SJU can’t ignore women’s issues

“A woman is not born, she is created,” said the French feminist philosopher Simone De Beauvoir. Since women represent 52 percent of the global population, one would assume that the majority of the laws would be indicative of that fact. Social political science has shown us otherwise, as it took this nation almost a century and a half to grant women the right to vote with the 19th Amendment. Unfortunately, many masculine-oriented and patriarchal societies continue to implement these archaic notions. Politics and the past aside, there have been strides in the area of the women’s liberation movement. Women now hold more prominent executive titles now than ever before. The universal quest for higher education, the strides made by other demographic groups and the overall higher awareness of the public to the demands of women are some possible causes for this phenomenon.

The reason for this introduction is to express my dissatisfaction with the absence of a women’s club or group at any of the St. John’s University campuses. St. John’s provides an excellent alternative to the fraternities and sororities with multidimensional groups. Yet, the university has overlooked a significant aspect of its student body, especially with the implementation of the residence halls. While this is not about security or the like, incidences of date rape and/or sexual assault can occur in residence halls. There have been no such incidents reported on campus, but several female students have voiced their resentment at the lack of a women’s support group. Given the trouble on campus during the semester, one would give such a proposal serious contemplation.
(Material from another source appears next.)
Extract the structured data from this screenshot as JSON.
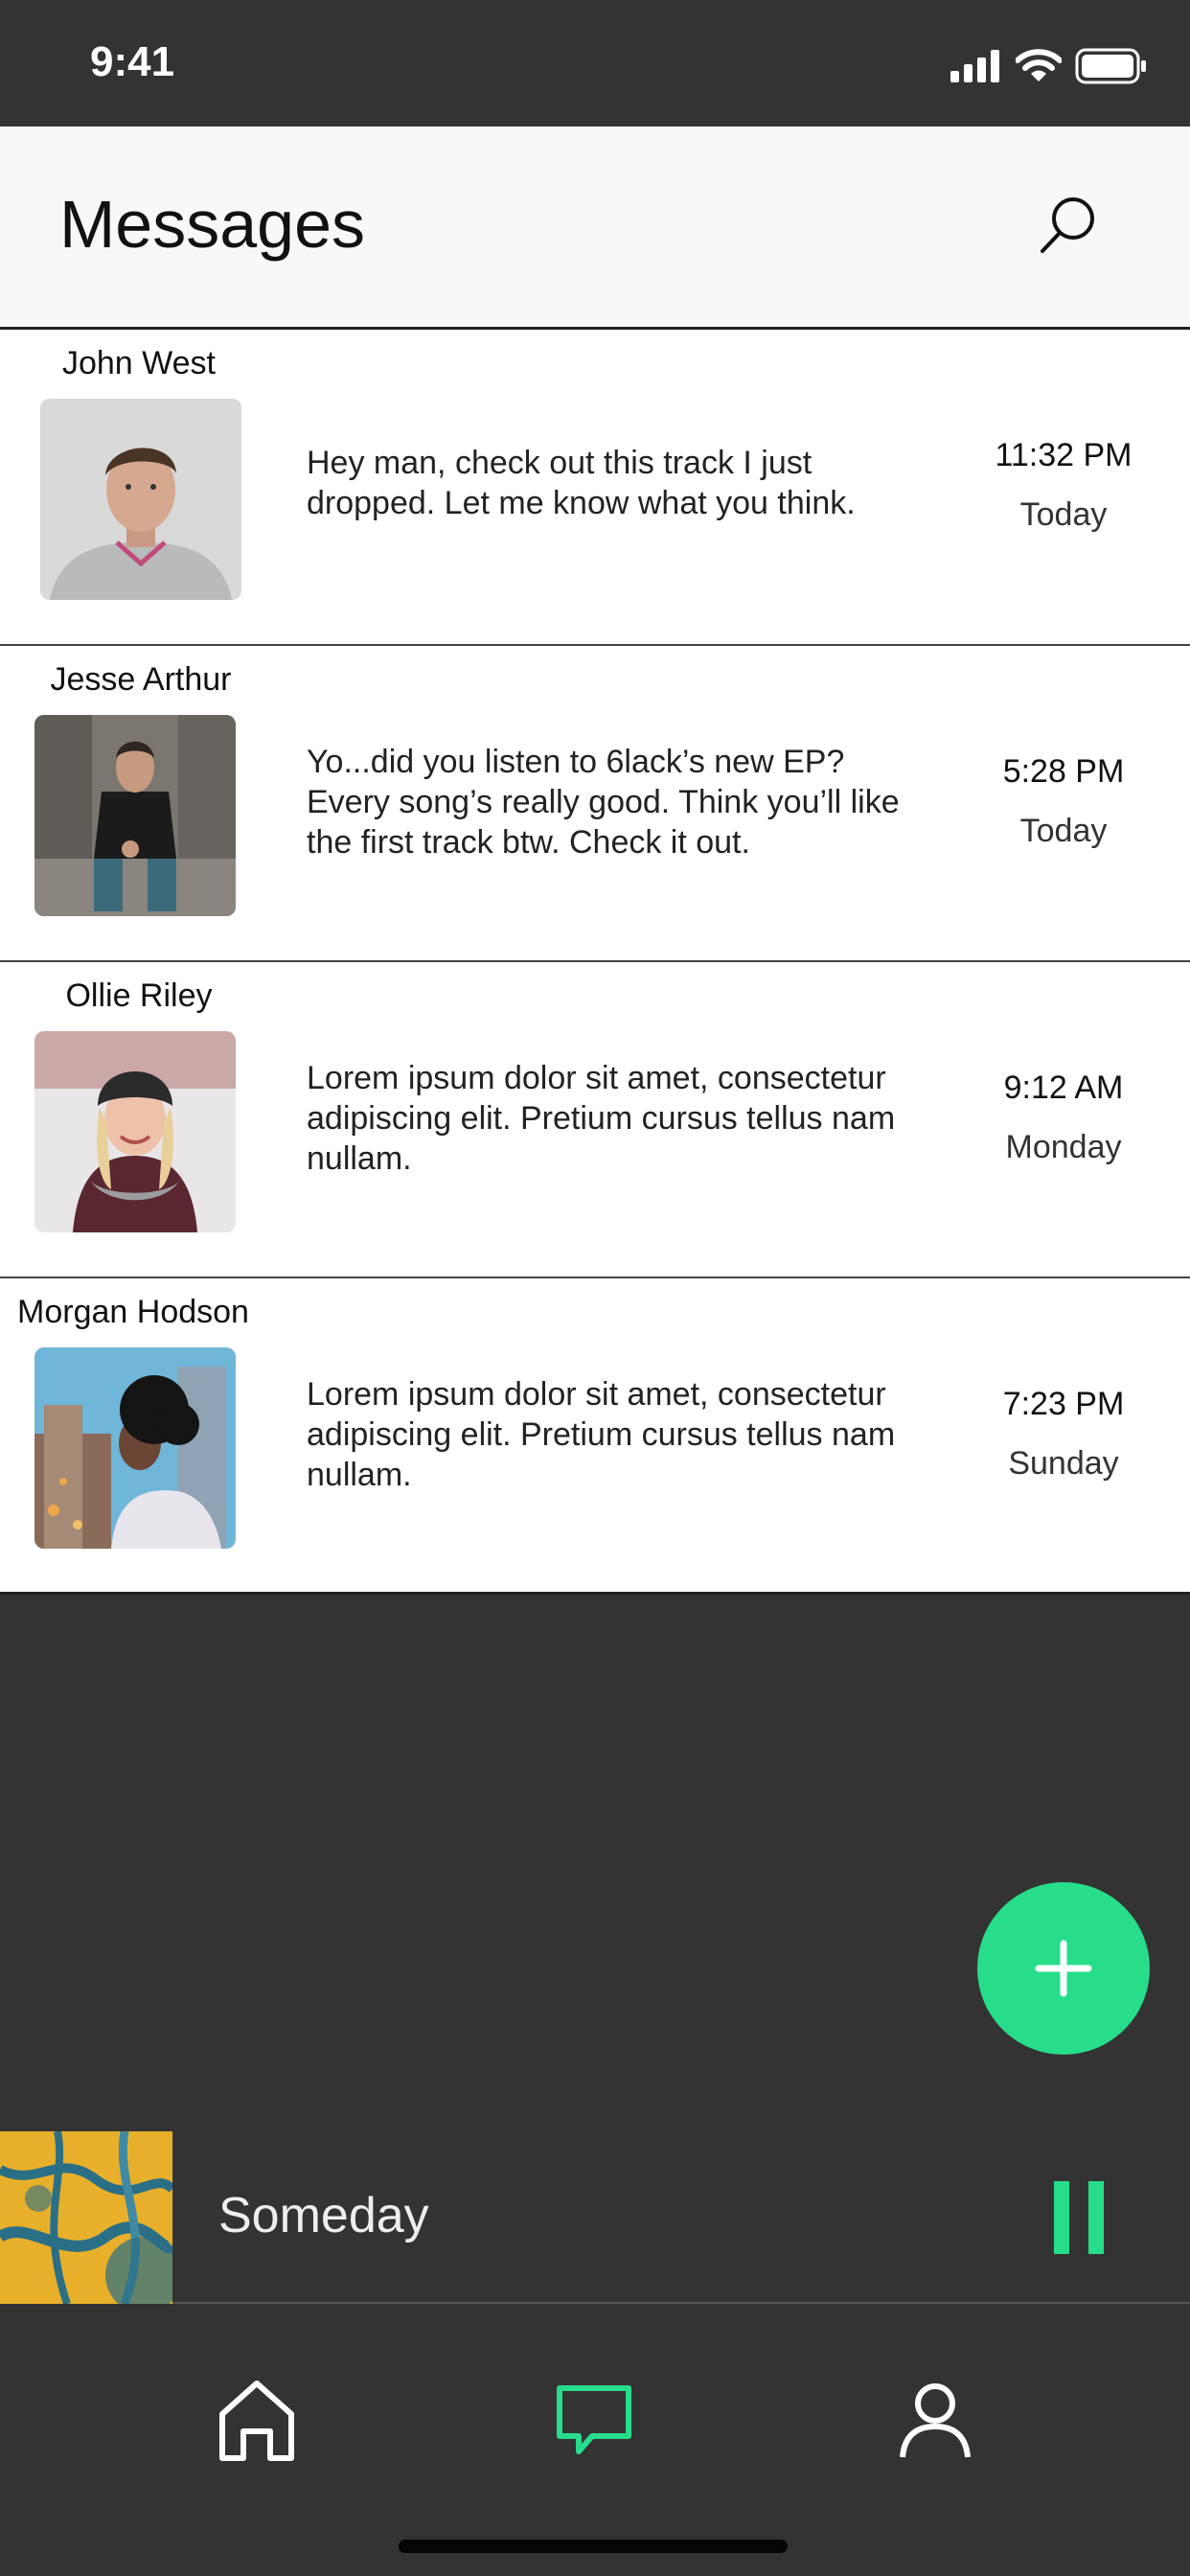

St. John’s security has a method that students of both sexes can use in case of emergency. Several blue lights are strategically placed in areas like the Main Gate on Utopia Parkway, the library and Marillac Hall. These blue lights, as well as the security phones (which dial directly to the office), remain an asset to those in search of help late at night or in the absence of the public. Yet, this functions as a precautionary tool. There is no post-traumatic method to deal with the consequences. There was a failed attempt to organize a women’s advocacy group. The details are obscure, but perhaps a greater demand on the part of the students for the creation of the group would alleviate the problem. The creation of a group as fundamental as this should not be a problem, given that the goals and proposals are worthwhile and beneficial to a great majority of students. St. John’s would benefit greatly as well, due to the expressed vocal and written concerns of the female student population present on this campus.